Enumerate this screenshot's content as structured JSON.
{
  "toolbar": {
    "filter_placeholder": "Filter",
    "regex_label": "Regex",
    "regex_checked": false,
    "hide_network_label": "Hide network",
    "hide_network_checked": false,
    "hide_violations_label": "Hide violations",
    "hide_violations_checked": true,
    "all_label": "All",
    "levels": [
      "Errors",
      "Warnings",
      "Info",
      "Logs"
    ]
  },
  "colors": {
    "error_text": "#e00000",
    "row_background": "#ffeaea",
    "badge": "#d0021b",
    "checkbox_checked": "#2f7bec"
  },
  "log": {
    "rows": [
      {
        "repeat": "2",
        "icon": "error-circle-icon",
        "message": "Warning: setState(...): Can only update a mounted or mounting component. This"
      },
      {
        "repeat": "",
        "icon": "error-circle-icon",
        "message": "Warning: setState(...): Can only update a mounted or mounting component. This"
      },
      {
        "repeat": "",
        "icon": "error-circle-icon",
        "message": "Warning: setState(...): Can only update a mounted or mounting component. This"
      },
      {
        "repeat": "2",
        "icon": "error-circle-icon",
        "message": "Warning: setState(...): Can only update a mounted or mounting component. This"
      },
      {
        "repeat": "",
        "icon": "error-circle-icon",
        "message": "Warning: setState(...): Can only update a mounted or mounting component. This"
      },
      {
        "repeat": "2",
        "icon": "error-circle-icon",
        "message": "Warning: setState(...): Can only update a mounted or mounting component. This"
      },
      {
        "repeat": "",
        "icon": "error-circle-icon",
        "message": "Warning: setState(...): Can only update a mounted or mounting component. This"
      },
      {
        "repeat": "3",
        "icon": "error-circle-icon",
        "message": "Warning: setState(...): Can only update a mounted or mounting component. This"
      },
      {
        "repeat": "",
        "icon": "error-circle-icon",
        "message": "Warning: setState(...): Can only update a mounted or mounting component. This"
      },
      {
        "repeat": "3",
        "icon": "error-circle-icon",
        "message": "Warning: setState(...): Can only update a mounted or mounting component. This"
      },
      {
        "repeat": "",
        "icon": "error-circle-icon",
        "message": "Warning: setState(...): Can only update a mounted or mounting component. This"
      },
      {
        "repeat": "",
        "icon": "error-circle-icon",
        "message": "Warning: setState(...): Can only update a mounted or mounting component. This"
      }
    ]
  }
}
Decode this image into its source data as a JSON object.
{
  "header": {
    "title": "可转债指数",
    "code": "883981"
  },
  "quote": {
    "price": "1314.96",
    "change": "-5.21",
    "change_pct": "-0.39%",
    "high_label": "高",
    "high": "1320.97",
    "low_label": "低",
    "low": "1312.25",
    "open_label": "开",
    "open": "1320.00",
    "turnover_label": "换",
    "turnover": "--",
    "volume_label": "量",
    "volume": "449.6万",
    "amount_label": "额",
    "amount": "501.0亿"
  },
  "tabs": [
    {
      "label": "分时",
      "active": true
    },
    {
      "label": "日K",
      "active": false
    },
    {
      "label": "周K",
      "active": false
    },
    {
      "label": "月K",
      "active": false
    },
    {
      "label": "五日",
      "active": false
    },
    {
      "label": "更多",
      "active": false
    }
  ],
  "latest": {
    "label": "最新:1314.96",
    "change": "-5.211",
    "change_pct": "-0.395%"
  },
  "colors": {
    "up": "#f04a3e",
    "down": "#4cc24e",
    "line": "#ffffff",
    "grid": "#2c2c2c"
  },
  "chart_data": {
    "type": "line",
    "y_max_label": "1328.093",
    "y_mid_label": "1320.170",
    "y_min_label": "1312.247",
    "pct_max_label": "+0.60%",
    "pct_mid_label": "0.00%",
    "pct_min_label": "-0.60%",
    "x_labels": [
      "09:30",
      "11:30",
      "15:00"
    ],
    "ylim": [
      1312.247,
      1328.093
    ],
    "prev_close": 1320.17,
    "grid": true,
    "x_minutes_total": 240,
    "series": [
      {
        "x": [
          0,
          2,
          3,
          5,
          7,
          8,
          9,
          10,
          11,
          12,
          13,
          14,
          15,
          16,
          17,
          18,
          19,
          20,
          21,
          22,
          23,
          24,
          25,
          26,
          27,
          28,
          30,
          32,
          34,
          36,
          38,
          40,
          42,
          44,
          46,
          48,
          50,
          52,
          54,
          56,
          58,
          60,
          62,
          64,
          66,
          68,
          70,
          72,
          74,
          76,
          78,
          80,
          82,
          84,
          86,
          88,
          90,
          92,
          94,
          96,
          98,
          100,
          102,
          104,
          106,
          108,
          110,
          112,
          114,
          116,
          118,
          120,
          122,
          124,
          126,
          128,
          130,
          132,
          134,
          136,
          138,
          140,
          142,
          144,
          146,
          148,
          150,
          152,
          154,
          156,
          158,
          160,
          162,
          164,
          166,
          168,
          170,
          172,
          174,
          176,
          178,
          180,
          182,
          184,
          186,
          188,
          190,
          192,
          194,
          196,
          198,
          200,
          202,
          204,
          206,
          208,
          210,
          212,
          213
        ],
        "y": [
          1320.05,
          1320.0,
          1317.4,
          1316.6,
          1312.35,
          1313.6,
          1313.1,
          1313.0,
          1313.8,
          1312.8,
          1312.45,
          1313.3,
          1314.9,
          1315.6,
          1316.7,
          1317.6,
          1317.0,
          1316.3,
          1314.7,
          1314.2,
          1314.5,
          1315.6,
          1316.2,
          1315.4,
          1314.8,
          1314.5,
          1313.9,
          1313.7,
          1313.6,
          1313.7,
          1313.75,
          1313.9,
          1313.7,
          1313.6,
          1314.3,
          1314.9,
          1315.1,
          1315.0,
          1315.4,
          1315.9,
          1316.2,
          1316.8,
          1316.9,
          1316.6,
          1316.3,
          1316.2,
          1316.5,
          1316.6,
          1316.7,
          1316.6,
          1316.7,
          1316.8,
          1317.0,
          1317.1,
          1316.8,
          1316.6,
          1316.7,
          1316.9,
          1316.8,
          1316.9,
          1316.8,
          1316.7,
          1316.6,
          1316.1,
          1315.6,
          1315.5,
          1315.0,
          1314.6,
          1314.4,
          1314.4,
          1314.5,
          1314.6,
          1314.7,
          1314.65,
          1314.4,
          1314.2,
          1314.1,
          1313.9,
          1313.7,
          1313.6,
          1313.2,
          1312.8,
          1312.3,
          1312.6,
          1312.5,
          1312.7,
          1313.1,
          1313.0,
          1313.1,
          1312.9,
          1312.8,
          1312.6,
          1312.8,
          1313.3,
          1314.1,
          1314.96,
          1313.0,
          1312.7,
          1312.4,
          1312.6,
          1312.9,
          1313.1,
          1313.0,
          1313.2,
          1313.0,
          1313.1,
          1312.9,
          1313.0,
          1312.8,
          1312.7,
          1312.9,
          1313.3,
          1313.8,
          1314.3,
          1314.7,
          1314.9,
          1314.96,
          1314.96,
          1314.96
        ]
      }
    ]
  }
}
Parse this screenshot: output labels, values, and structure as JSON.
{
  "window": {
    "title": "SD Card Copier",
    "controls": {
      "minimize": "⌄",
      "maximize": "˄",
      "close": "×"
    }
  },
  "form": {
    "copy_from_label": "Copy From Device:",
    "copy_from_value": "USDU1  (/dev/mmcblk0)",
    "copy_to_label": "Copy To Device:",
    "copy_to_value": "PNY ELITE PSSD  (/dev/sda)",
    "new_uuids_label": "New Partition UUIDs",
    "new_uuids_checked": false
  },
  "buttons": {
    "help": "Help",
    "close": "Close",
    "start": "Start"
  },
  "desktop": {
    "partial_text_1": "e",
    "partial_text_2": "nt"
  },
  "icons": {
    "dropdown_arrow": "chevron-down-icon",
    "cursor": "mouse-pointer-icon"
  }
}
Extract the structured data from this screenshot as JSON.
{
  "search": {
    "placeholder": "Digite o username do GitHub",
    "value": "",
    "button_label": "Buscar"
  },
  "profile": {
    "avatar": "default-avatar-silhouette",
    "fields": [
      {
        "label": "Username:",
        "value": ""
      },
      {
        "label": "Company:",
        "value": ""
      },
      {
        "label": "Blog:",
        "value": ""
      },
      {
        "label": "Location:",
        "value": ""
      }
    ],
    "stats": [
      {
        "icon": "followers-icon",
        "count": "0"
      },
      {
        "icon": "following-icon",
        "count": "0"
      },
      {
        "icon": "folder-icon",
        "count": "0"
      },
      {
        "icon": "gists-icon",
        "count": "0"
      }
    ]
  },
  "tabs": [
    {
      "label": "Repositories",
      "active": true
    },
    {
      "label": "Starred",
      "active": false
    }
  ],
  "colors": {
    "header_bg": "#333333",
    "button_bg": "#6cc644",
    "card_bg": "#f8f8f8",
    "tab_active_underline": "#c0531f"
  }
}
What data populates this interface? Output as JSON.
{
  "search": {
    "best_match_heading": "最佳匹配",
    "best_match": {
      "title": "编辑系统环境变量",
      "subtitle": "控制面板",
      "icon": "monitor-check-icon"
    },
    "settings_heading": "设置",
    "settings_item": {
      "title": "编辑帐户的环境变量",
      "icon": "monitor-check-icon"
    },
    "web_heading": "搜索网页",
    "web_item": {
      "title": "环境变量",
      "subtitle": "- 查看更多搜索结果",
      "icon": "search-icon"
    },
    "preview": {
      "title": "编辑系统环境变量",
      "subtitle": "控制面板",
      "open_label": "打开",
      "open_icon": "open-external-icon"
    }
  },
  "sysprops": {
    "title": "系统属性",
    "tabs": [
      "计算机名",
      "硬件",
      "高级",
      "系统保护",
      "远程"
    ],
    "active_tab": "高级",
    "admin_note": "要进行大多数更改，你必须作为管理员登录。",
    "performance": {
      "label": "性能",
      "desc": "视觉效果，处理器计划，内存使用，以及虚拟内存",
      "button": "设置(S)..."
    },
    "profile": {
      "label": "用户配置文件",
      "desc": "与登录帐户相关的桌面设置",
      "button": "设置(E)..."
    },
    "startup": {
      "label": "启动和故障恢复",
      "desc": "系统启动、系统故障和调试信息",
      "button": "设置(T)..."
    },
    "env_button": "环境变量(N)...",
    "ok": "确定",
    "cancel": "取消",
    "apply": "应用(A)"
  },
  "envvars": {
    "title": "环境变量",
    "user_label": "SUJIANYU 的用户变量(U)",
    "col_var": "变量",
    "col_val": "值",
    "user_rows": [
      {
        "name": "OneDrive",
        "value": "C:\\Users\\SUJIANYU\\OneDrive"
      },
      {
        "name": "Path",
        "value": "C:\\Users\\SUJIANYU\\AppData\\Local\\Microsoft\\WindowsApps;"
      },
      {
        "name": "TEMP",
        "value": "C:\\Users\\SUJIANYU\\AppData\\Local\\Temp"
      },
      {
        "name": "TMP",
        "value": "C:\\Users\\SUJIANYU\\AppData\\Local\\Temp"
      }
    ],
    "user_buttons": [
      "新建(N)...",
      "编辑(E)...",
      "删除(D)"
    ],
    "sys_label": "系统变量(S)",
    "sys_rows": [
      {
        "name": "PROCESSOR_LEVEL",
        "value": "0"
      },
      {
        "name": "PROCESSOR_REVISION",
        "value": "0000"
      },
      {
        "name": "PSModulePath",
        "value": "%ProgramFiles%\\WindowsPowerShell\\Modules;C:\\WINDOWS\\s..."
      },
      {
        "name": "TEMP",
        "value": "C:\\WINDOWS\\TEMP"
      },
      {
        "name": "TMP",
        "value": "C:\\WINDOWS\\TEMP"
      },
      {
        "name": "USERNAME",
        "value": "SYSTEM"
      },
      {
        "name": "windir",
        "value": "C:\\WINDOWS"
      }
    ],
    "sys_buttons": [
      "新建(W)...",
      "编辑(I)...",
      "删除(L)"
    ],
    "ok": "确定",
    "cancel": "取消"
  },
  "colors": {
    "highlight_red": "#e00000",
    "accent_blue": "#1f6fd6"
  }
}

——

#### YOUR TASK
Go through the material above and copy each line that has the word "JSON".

#### OUTPUT BELOW
Enumerate this screenshot's content as structured JSON.
Decode this image into its source data as a JSON object.
Parse this screenshot: output labels, values, and structure as JSON.
Extract the structured data from this screenshot as JSON.
What data populates this interface? Output as JSON.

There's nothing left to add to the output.